Web page and app entries
::::::
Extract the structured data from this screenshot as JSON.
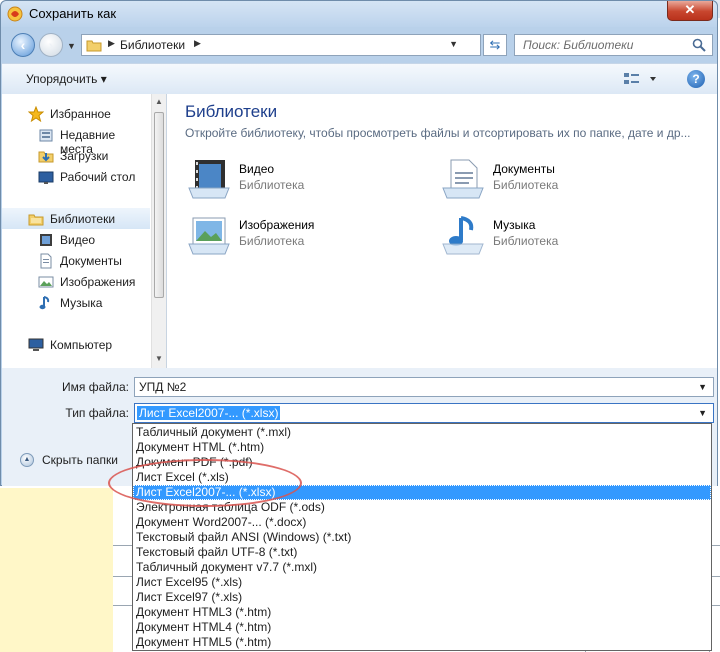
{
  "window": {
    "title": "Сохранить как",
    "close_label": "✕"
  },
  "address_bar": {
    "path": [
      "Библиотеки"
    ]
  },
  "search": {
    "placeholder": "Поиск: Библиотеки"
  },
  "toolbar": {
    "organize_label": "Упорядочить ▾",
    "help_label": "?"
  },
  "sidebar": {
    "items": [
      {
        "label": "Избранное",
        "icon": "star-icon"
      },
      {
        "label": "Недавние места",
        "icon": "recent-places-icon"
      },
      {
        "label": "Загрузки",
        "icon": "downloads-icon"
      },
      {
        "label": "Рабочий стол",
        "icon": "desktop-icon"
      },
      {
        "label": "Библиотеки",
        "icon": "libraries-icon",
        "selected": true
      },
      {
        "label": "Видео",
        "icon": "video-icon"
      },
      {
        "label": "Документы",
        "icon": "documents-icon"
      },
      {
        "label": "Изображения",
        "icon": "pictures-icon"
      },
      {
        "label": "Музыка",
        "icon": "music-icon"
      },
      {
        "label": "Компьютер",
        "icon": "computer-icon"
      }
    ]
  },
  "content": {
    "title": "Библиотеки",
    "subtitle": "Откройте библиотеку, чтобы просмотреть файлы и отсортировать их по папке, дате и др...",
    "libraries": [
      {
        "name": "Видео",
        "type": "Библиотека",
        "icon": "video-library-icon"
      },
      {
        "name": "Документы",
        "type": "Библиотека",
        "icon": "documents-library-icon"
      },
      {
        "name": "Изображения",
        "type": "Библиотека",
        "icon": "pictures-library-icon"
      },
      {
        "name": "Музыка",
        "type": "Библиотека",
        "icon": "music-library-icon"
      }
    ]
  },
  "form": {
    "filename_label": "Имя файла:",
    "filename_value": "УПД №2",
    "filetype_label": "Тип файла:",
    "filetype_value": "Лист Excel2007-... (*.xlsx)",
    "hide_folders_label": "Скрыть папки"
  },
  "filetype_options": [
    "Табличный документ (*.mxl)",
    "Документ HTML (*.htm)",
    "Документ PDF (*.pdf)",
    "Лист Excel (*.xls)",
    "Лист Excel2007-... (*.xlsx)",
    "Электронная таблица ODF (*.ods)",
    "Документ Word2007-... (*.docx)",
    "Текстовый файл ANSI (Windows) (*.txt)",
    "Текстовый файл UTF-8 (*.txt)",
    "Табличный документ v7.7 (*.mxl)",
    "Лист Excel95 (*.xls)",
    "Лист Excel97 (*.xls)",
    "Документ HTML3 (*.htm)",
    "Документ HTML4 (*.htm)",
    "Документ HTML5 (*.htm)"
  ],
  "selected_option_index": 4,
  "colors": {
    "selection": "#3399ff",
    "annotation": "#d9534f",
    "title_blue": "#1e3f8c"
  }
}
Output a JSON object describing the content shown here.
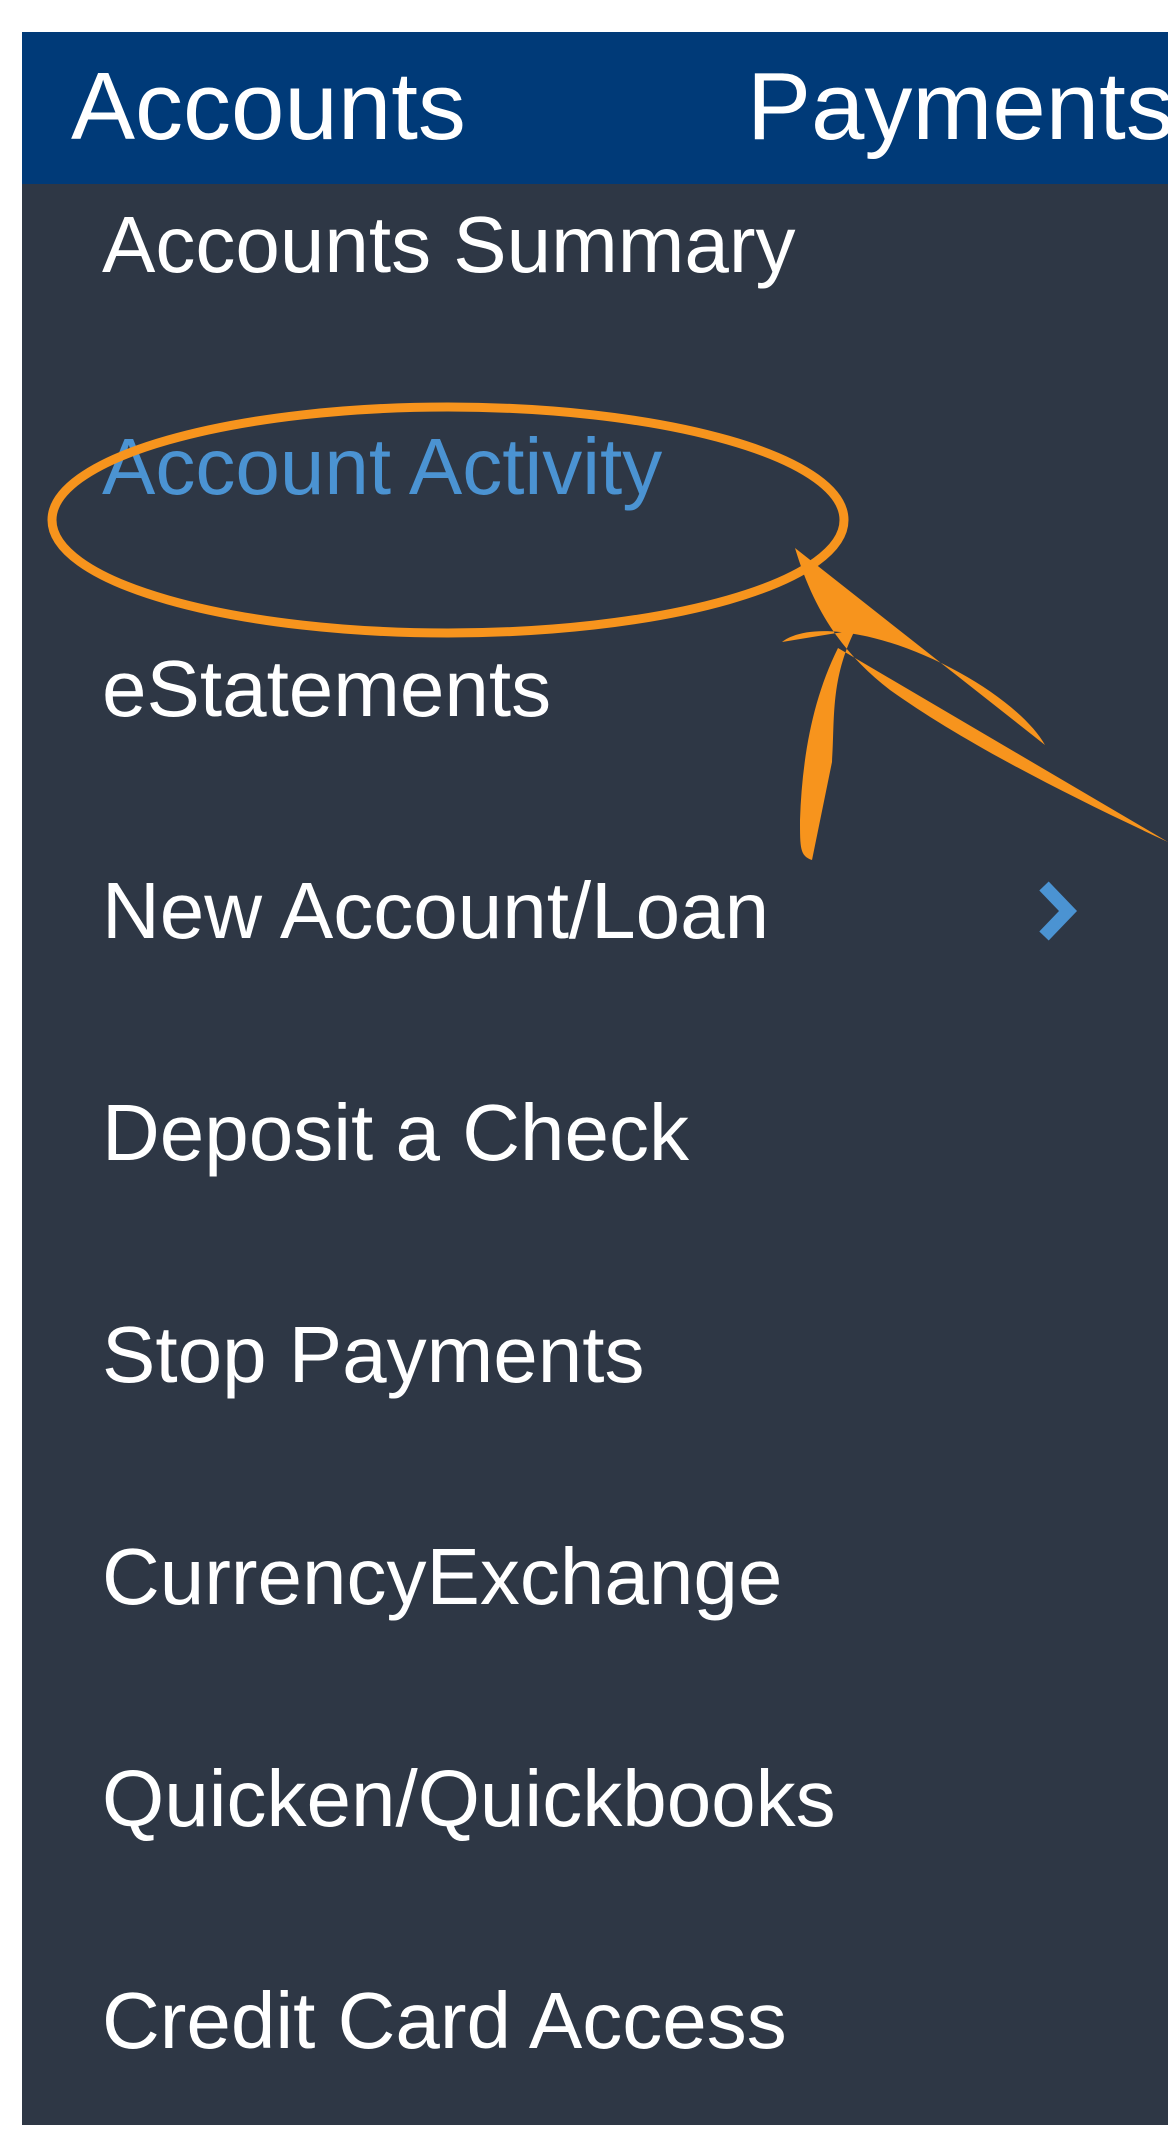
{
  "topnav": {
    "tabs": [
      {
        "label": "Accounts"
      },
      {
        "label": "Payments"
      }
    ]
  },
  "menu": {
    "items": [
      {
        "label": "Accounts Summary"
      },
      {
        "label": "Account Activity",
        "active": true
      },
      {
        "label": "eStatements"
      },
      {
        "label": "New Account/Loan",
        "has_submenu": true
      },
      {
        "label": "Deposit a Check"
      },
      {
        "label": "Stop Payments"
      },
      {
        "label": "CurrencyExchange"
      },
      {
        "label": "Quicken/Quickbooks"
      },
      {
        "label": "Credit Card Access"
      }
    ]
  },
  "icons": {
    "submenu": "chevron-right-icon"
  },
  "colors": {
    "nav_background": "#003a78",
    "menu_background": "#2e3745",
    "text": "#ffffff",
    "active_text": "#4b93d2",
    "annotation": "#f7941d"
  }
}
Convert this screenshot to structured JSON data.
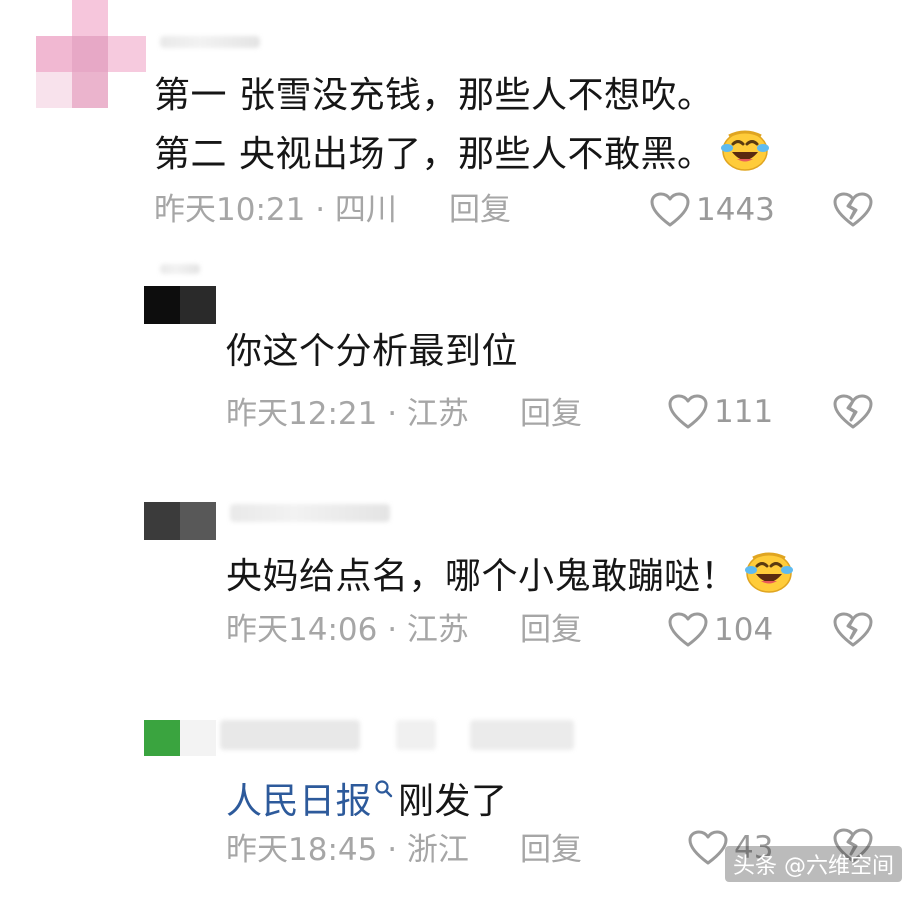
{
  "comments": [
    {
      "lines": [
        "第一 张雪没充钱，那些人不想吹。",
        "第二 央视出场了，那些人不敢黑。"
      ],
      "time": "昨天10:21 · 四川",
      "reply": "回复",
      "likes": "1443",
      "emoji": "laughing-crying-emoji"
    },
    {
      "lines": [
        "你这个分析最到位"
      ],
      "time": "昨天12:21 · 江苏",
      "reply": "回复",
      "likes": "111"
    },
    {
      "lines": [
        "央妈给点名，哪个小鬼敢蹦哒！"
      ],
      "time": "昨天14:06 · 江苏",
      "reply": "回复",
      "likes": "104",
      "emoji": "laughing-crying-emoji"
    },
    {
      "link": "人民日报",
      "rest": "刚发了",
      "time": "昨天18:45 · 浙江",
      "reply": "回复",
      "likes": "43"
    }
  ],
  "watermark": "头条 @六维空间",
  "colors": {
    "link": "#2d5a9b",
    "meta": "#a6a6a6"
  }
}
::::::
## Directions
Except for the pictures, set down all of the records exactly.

## Solved problem
Extract the structured data from this screenshot as JSON.
{
  "window": {
    "title": "Сохранить как",
    "close_label": "✕"
  },
  "address_bar": {
    "path": [
      "Библиотеки"
    ]
  },
  "search": {
    "placeholder": "Поиск: Библиотеки"
  },
  "toolbar": {
    "organize_label": "Упорядочить ▾",
    "help_label": "?"
  },
  "sidebar": {
    "items": [
      {
        "label": "Избранное",
        "icon": "star-icon"
      },
      {
        "label": "Недавние места",
        "icon": "recent-places-icon"
      },
      {
        "label": "Загрузки",
        "icon": "downloads-icon"
      },
      {
        "label": "Рабочий стол",
        "icon": "desktop-icon"
      },
      {
        "label": "Библиотеки",
        "icon": "libraries-icon",
        "selected": true
      },
      {
        "label": "Видео",
        "icon": "video-icon"
      },
      {
        "label": "Документы",
        "icon": "documents-icon"
      },
      {
        "label": "Изображения",
        "icon": "pictures-icon"
      },
      {
        "label": "Музыка",
        "icon": "music-icon"
      },
      {
        "label": "Компьютер",
        "icon": "computer-icon"
      }
    ]
  },
  "content": {
    "title": "Библиотеки",
    "subtitle": "Откройте библиотеку, чтобы просмотреть файлы и отсортировать их по папке, дате и др...",
    "libraries": [
      {
        "name": "Видео",
        "type": "Библиотека",
        "icon": "video-library-icon"
      },
      {
        "name": "Документы",
        "type": "Библиотека",
        "icon": "documents-library-icon"
      },
      {
        "name": "Изображения",
        "type": "Библиотека",
        "icon": "pictures-library-icon"
      },
      {
        "name": "Музыка",
        "type": "Библиотека",
        "icon": "music-library-icon"
      }
    ]
  },
  "form": {
    "filename_label": "Имя файла:",
    "filename_value": "УПД №2",
    "filetype_label": "Тип файла:",
    "filetype_value": "Лист Excel2007-... (*.xlsx)",
    "hide_folders_label": "Скрыть папки"
  },
  "filetype_options": [
    "Табличный документ (*.mxl)",
    "Документ HTML (*.htm)",
    "Документ PDF (*.pdf)",
    "Лист Excel (*.xls)",
    "Лист Excel2007-... (*.xlsx)",
    "Электронная таблица ODF (*.ods)",
    "Документ Word2007-... (*.docx)",
    "Текстовый файл ANSI (Windows) (*.txt)",
    "Текстовый файл UTF-8 (*.txt)",
    "Табличный документ v7.7 (*.mxl)",
    "Лист Excel95 (*.xls)",
    "Лист Excel97 (*.xls)",
    "Документ HTML3 (*.htm)",
    "Документ HTML4 (*.htm)",
    "Документ HTML5 (*.htm)"
  ],
  "selected_option_index": 4,
  "colors": {
    "selection": "#3399ff",
    "annotation": "#d9534f",
    "title_blue": "#1e3f8c"
  }
}
Output a JSON object describing the content shown here.
{
  "topnav": {
    "tabs": [
      {
        "label": "Accounts"
      },
      {
        "label": "Payments"
      }
    ]
  },
  "menu": {
    "items": [
      {
        "label": "Accounts Summary"
      },
      {
        "label": "Account Activity",
        "active": true
      },
      {
        "label": "eStatements"
      },
      {
        "label": "New Account/Loan",
        "has_submenu": true
      },
      {
        "label": "Deposit a Check"
      },
      {
        "label": "Stop Payments"
      },
      {
        "label": "CurrencyExchange"
      },
      {
        "label": "Quicken/Quickbooks"
      },
      {
        "label": "Credit Card Access"
      }
    ]
  },
  "icons": {
    "submenu": "chevron-right-icon"
  },
  "colors": {
    "nav_background": "#003a78",
    "menu_background": "#2e3745",
    "text": "#ffffff",
    "active_text": "#4b93d2",
    "annotation": "#f7941d"
  }
}
Convert this screenshot to structured JSON data.
{
  "comments": [
    {
      "lines": [
        "第一 张雪没充钱，那些人不想吹。",
        "第二 央视出场了，那些人不敢黑。"
      ],
      "time": "昨天10:21 · 四川",
      "reply": "回复",
      "likes": "1443",
      "emoji": "laughing-crying-emoji"
    },
    {
      "lines": [
        "你这个分析最到位"
      ],
      "time": "昨天12:21 · 江苏",
      "reply": "回复",
      "likes": "111"
    },
    {
      "lines": [
        "央妈给点名，哪个小鬼敢蹦哒！"
      ],
      "time": "昨天14:06 · 江苏",
      "reply": "回复",
      "likes": "104",
      "emoji": "laughing-crying-emoji"
    },
    {
      "link": "人民日报",
      "rest": "刚发了",
      "time": "昨天18:45 · 浙江",
      "reply": "回复",
      "likes": "43"
    }
  ],
  "watermark": "头条 @六维空间",
  "colors": {
    "link": "#2d5a9b",
    "meta": "#a6a6a6"
  }
}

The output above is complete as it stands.